(Institute of Structural and Molecular Biology at UCL and Birkbeck, Malet Street, London)

 

Structural and Molecular Biology of Type IV Secretion System

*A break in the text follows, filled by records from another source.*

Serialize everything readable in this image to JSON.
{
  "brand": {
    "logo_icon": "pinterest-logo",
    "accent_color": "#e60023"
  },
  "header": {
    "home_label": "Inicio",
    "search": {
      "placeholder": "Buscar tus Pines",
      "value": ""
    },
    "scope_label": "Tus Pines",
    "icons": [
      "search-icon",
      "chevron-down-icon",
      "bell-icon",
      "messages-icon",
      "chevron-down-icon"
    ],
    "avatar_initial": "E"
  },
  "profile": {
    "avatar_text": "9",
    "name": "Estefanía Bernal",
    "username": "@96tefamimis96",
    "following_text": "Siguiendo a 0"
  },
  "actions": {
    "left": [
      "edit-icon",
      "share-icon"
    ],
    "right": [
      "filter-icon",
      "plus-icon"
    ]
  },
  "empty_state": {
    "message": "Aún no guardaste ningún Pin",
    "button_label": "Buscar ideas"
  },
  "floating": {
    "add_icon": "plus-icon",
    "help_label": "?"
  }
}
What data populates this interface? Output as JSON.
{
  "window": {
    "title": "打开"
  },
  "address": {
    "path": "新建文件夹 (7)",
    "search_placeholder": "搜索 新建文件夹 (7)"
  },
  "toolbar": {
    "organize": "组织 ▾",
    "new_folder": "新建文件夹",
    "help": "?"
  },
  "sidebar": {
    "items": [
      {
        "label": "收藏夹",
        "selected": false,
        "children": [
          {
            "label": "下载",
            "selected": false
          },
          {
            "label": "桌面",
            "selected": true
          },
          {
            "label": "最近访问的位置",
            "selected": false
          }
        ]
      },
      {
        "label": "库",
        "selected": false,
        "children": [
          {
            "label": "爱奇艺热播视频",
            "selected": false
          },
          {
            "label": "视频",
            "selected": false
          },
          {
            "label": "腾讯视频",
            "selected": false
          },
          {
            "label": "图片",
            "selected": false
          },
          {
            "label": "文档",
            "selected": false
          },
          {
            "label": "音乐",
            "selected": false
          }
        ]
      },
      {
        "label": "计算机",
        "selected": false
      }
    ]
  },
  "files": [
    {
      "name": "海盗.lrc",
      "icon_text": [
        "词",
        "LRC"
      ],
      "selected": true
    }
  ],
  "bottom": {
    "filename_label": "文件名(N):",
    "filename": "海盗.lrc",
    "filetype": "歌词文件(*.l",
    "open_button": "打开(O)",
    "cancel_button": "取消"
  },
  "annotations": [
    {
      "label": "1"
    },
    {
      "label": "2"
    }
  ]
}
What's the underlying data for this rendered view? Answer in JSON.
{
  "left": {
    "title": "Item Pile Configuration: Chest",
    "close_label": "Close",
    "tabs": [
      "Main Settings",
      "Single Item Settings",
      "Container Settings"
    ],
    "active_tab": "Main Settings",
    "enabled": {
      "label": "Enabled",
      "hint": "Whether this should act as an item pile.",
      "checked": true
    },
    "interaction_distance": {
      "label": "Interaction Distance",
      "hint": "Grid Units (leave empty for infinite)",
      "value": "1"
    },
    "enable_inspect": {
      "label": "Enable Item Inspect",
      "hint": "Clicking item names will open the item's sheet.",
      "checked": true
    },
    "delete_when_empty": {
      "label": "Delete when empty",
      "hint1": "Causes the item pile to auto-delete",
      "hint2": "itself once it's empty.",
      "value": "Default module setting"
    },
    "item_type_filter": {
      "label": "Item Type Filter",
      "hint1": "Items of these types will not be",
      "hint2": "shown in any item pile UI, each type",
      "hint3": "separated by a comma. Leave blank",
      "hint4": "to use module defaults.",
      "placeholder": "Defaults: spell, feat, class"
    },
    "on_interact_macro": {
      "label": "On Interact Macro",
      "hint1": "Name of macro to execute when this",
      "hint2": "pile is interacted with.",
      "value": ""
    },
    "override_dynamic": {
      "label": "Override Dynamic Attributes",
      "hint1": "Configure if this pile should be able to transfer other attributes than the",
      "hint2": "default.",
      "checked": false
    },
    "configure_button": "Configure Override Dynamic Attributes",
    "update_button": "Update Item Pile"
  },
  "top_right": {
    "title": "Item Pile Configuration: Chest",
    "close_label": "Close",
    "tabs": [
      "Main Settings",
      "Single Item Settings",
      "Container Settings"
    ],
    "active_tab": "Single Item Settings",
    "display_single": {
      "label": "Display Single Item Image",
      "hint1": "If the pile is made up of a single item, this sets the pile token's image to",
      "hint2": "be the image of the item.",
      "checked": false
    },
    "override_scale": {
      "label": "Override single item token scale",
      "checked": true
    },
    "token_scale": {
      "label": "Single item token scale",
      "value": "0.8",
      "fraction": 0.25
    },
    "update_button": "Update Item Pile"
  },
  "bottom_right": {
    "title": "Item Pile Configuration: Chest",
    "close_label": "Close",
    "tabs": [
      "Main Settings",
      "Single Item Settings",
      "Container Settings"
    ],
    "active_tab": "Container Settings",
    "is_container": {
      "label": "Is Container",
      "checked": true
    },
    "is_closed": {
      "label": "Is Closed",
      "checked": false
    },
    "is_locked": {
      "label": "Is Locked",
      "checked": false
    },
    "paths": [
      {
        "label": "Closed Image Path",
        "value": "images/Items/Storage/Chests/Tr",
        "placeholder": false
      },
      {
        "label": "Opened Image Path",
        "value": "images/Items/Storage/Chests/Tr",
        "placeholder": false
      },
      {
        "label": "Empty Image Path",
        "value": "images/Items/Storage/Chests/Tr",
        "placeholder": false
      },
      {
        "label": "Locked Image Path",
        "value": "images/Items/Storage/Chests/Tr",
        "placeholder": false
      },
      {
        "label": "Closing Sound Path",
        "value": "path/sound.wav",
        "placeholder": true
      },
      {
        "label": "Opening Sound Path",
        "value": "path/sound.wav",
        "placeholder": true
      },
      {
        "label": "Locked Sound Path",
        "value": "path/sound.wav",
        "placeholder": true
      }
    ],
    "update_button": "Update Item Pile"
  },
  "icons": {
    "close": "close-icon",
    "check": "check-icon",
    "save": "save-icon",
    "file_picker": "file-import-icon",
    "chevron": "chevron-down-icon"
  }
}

Type IV secretion (T4S) systems are molecular machines used for the transport of macromolecules across the bacterial cell envelope. T4S systems are highly versatile. Conjugative T4S systems translocate DNA from a donor to a recipient bacterium and contribute to bacterial genome plasticity, spread of antibiotic resistance or other virulence trait among bacterial pathogens. In some bacteria such as Helicobacter pylori(Cag PI), Brucella suis(VirB/D), or Legionella pneumophila(Dot, Icm), T4S systems are directly involved in pathogenicity as they mediate the secretion of virulence factors (DNA or toxins) into host cells. The archetypal T4S system, the VirB/D system, was defined in Agrobacterium tumefacienswhere it is naturally responsible for the delivery of the T-DNA to the plant host-cell. Conjugative T4SS as well as the A. tumefaciensVirB/D system comprise 12 proteins (VirB1 to 11 and VirD4). Recently, structures of large complexes formed by several of these proteins and their substrates have become available for conjugative and protein translocation T4S systems shedding unprecedented light on T4S system secretion mechanism.